The regular occurrence of mass shootings is unique to the United States among the other high income democratic countries of the world. As horrific as these mass shootings are, though, they are the tip of a much larger epidemic. Every year, approximately 30,000 U.S. civilians, including about 3,000 Californians, are killed by guns. The rate of firearm-related deaths for children ages 15 and under is almost 12 times higher in the U.S. than the rate in the other leading 25 industrialized countries of the world. Handguns, in particular, account for about 80% of all firearm-related deaths, but only a third to one half of all firearms owned.

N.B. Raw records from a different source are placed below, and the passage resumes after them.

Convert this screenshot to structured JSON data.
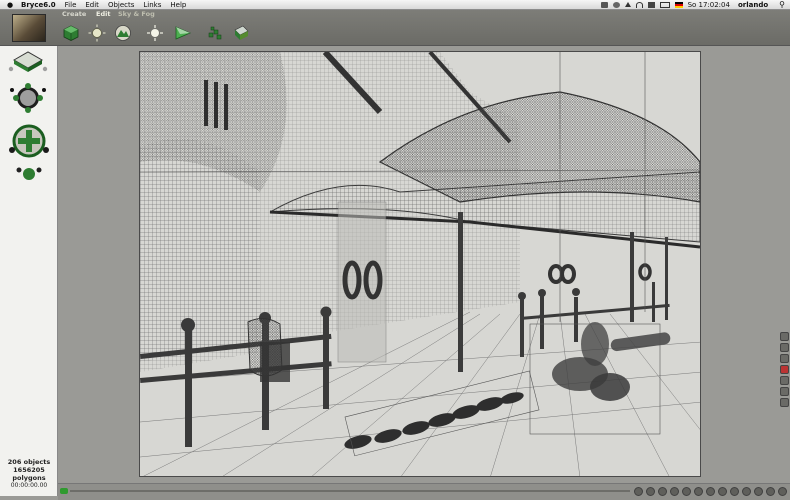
{
  "menubar": {
    "apple": "",
    "app_name": "Bryce6.0",
    "menus": [
      "File",
      "Edit",
      "Objects",
      "Links",
      "Help"
    ],
    "clock": "So 17:02:04",
    "user": "orlando"
  },
  "toolbar": {
    "tabs": [
      "Create",
      "Edit",
      "Sky & Fog"
    ],
    "tools": [
      "cube-edit-icon",
      "light-edit-icon",
      "terrain-edit-icon",
      "material-edit-icon",
      "repeat-icon",
      "randomize-icon",
      "texture-icon"
    ]
  },
  "stats": {
    "objects": "206 objects",
    "polygons": "1656205 polygons",
    "time": "00:00:00.00"
  },
  "viewport": {
    "mode": "wireframe",
    "colors": {
      "background": "#d7d7d3",
      "wire": "#3a3a3a",
      "solid": "#3b3b3b"
    }
  }
}
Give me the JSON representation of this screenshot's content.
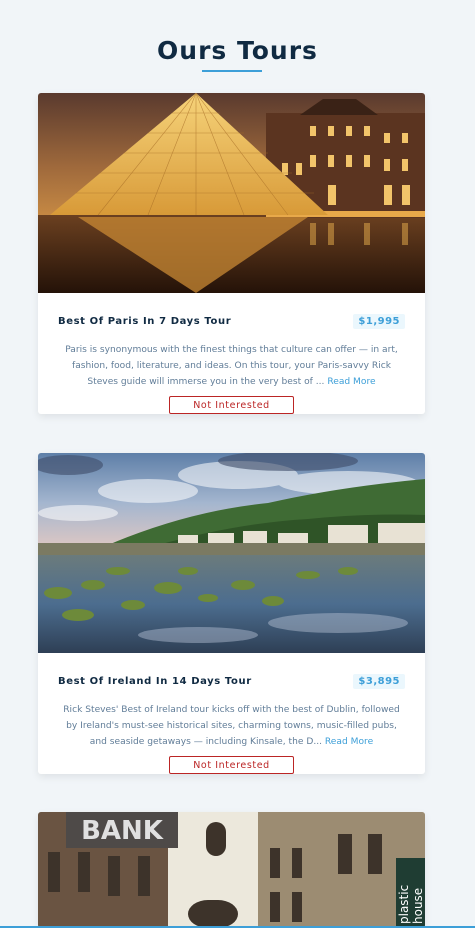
{
  "page": {
    "title": "Ours Tours"
  },
  "tours": [
    {
      "name": "Best Of Paris In 7 Days Tour",
      "price": "$1,995",
      "description": "Paris is synonymous with the finest things that culture can offer — in art, fashion, food, literature, and ideas. On this tour, your Paris-savvy Rick Steves guide will immerse you in the very best of ... ",
      "read_more": "Read More",
      "button_label": "Not Interested",
      "image": "louvre-pyramid-night"
    },
    {
      "name": "Best Of Ireland In 14 Days Tour",
      "price": "$3,895",
      "description": "Rick Steves' Best of Ireland tour kicks off with the best of Dublin, followed by Ireland's must-see historical sites, charming towns, music-filled pubs, and seaside getaways — including Kinsale, the D... ",
      "read_more": "Read More",
      "button_label": "Not Interested",
      "image": "irish-coast-town"
    },
    {
      "image": "vienna-street-bank",
      "sign_bank": "BANK",
      "sign_plastic": "plastic",
      "sign_house": "house"
    }
  ],
  "colors": {
    "primary": "#3d9fd8",
    "danger": "#bb2525",
    "background": "#f1f5f8"
  }
}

While many people keep guns in their home for "protection," there is overwhelming evidence that guns in the home are much more likely to be used to kill, injure, or intimidate a household member than to protect against an intruder. In one of the best known studies on this subject published in the New England Journal of Medicine, it was shown that for every one time a gun in the home was used to kill an attacker, there were 43 gun-related suicides, homicides, or accidental deaths of household members.
The Sacramento Chapter of Physicians for Social Responsibility believes that rates of firearm-related deaths and injuries in the United States are at unacceptably high levels and that health care professionals have a duty not only to treat gunshot victims but to work to prevent shootings from occurring in the first place. Accordingly, PSR/Sacramento works to educate health care professionals, policy makers, and the general public concerning the risks of guns in our homes and in our communities and to support sensible firearm legislation. For further information, please read the full PSR/Sacramento position statement concerning firearm related death and injuries in the United States, including a call for a ban on civilian ownership of handguns and reversal of the radical reinterpretation of the Second Amendment by a narrow five member majority of the current Supreme Court in the 2008 Heller decision. For more detailed information, please also read the fully referenced PSR/Sacramento white paper concerning firearm related deaths and injuries in the United States.
Following the December 2012 mass shooting at the Sandy Hook Elementary School in Newtown, Connecticut, PSR/Sacramento chose as the prompt for its annual High School Scholarship Essay Contest the position statement of the American Academy of Pediatrics, published in April, 2000, which stated, "Firearm regulations, to include bans of handguns and assault weapons, are the most effective way to reduce firearm-related injuries." Click on these links to read the essays of the 10 winners of the 2013 scholarship essay contest.